Directions: The records follow. Filter them to the lines that hold "klientów".

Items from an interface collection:
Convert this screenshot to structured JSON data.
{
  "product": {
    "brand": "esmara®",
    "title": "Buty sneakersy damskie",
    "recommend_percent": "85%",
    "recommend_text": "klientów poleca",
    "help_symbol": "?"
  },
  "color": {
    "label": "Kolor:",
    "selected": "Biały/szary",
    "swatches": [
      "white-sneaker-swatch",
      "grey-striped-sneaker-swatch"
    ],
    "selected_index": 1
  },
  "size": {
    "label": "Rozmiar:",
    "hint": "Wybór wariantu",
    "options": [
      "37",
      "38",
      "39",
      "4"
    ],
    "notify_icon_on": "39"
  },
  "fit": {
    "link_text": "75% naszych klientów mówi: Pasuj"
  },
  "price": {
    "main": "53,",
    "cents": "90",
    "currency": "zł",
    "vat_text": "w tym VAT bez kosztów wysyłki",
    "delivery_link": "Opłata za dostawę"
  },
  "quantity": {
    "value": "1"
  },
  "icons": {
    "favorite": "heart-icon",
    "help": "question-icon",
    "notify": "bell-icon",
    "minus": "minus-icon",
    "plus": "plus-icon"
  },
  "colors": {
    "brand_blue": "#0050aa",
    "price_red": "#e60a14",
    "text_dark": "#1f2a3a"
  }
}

Solution to the problem:
    "recommend_text": "klientów poleca",
    "link_text": "75% naszych klientów mówi: Pasuj"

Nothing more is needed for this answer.